YOUR OBJECTIVE. Copy each line containing the word "content" from the records that follow, please.

DATASET ENTRIES.
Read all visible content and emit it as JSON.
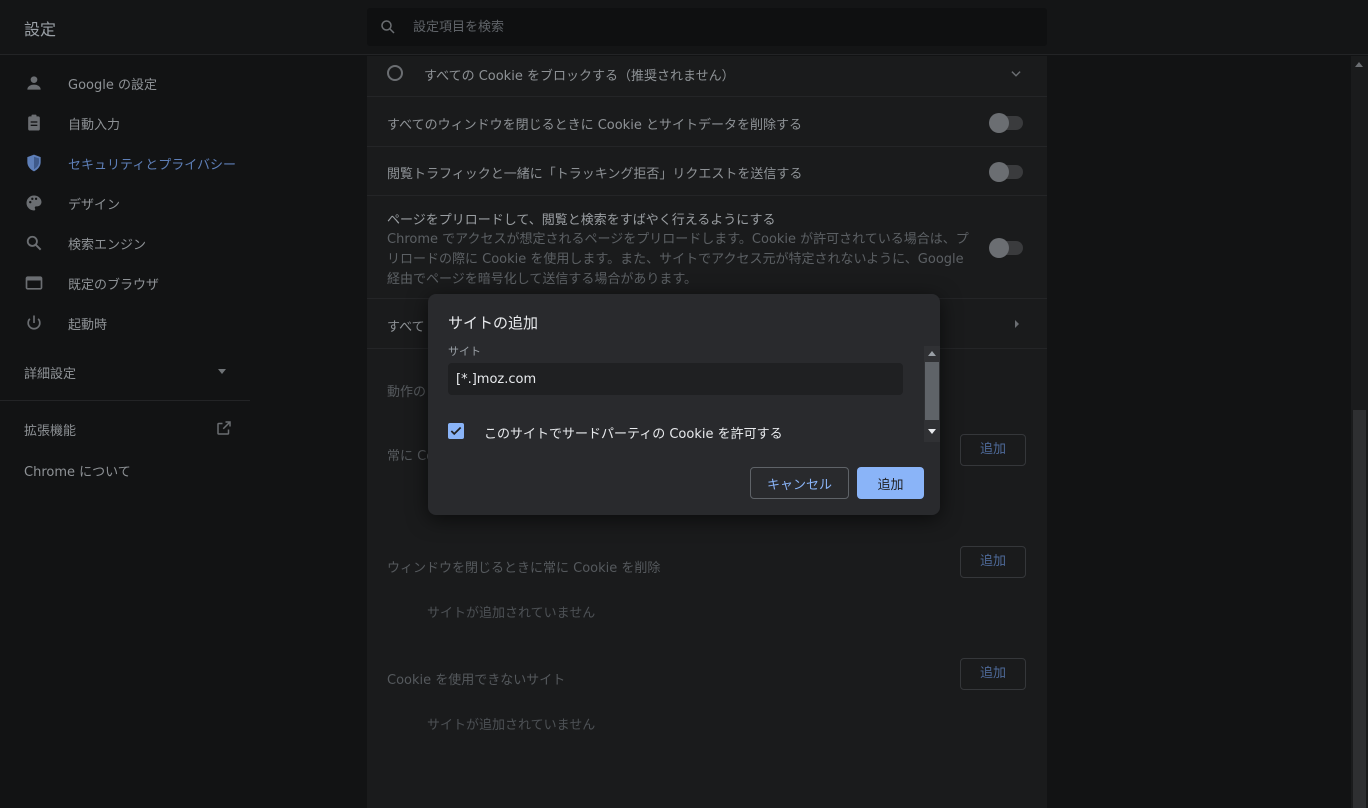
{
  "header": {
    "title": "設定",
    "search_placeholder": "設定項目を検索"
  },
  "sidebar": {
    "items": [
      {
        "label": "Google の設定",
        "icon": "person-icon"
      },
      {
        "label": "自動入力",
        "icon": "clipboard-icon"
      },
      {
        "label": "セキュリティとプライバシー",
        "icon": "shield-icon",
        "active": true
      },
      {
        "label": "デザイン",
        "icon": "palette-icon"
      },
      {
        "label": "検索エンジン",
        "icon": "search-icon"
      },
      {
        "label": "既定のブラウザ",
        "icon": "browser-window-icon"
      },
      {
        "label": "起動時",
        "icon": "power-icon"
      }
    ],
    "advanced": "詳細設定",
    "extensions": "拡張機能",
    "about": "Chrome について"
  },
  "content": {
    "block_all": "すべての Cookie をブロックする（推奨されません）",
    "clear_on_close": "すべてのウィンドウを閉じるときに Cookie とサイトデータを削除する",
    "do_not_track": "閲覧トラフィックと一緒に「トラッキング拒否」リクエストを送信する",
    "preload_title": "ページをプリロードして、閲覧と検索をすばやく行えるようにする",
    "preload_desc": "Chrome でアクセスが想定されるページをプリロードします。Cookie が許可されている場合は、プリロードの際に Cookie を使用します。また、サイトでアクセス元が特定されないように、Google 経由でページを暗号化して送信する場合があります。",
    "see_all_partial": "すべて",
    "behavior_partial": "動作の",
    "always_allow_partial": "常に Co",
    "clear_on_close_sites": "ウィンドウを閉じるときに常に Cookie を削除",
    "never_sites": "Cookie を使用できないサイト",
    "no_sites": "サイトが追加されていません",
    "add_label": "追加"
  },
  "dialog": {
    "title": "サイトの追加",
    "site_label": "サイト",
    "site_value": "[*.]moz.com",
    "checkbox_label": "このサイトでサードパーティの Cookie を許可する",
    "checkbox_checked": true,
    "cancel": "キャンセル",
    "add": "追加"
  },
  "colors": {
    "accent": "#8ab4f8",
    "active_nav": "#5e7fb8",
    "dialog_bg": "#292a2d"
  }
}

FINISHED EXERCISE.
Read all visible content and emit it as JSON.
  "content": {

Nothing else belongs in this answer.